U.S. Rep. Charles Boustany yesterday introduced a measure to increase the number of temporary, or H-2B, workers allowed in the country to perform seasonal work for small businesses.
“The current H-2B visa shortage is a crisis for small businesses in Southwest Louisiana and around the country,” Boustany said. He called for Congress to renew its commitment to small businesses and quickly increase the legal limit for these seasonal workers, like crawfish peelers who work in the country for six months before returning to their home country. "American small businesses and entrepreneurs depend on these temporary workers, in the country legally, to fill untaken jobs,” the congressman said.
Boustany introduced H. Res. 1025, providing for immediate consideration of Michigan Democratic U.S. Rep. Bart Stupak’s returning worker bill, which increases the number of potential H-2B workers. H. Res. 1025 was referred to the House Rules Committee; if the committee fails to pass the bill, the Boustany measure is eligible for a discharge petition after seven legislative days.

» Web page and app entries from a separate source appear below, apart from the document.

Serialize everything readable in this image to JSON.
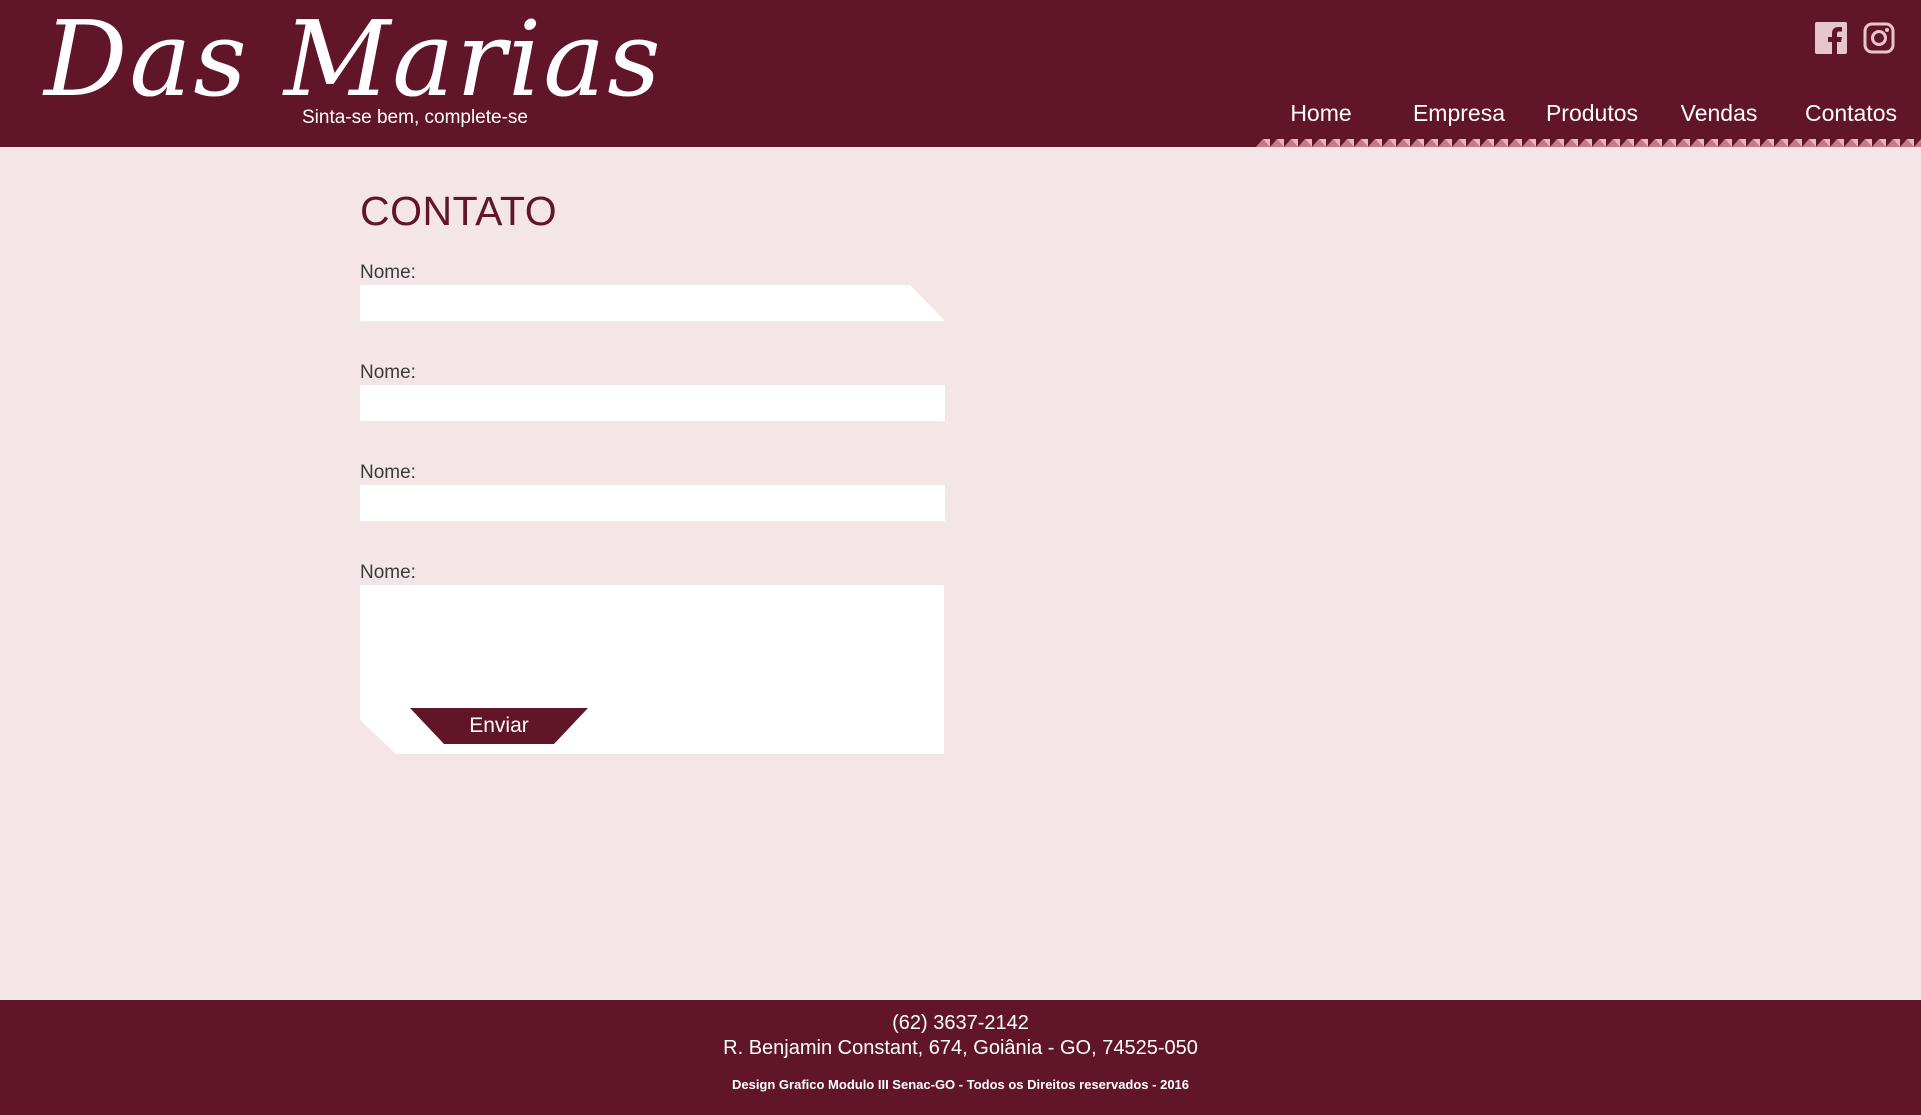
{
  "header": {
    "logo_title": "Das Marias",
    "logo_tagline": "Sinta-se bem, complete-se",
    "social": [
      "facebook-icon",
      "instagram-icon"
    ],
    "nav": [
      "Home",
      "Empresa",
      "Produtos",
      "Vendas",
      "Contatos"
    ]
  },
  "main": {
    "title": "CONTATO",
    "fields": [
      {
        "label": "Nome:",
        "value": ""
      },
      {
        "label": "Nome:",
        "value": ""
      },
      {
        "label": "Nome:",
        "value": ""
      },
      {
        "label": "Nome:",
        "value": ""
      }
    ],
    "submit_label": "Enviar"
  },
  "footer": {
    "phone": "(62) 3637-2142",
    "address": "R. Benjamin Constant, 674, Goiânia - GO, 74525-050",
    "copyright": "Design Grafico Modulo III Senac-GO - Todos os Direitos reservados - 2016"
  },
  "colors": {
    "primary": "#611528",
    "background": "#f4e6e7",
    "accent_pattern": "#c67a89"
  }
}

The H-2B visa program provides legal workers with the opportunity to come to America on a temporary basis and provide labor to the small and seasonal businesses that drive many of our nation’s local economies.
On Jan. 2, 2008, the cap for critical H-2B visas was reached, crippling small businesses and agricultural communities in Acadiana and around the country that now lack access to essential workers they have depended on year after year. Nationwide, approximately half of the needed workers are currently available for unfilled jobs. More than 120,000 H-2B workers came into the United States legally last year. This year’s total allotment of 66,000 H-2B visas was met in early January.
Frank’s Casing Crew, now doing business as Frank’s International, will make its final appearance on ABiz’s list of the Top 50 Privately Held Companies in Acadiana this year, and once again, it will likely be at the top with more than $1 billion in annual revenues. The 75-year-old company specializing in tubular fabrication and installation services to the oil and gas industry plans to go public this year.
The defeat, or rather highjacking of House Bill 420 in the final days of this year's Legislative Session, say Reps. Vincent Pierre and Terry Landry, is the result of the propaganda spread by one unidentified local media outlet and an unnamed former state Representative, but nothing to do with the original legislation's lack of checks, balances or details.
He’s a singer. A songwriter. A piano man. A family man. He’s even got his own Wikipedia entry. He’s David Egan. And he knows ancient secrets about the monolithic stones of Stonehenge that he’s not willing to share.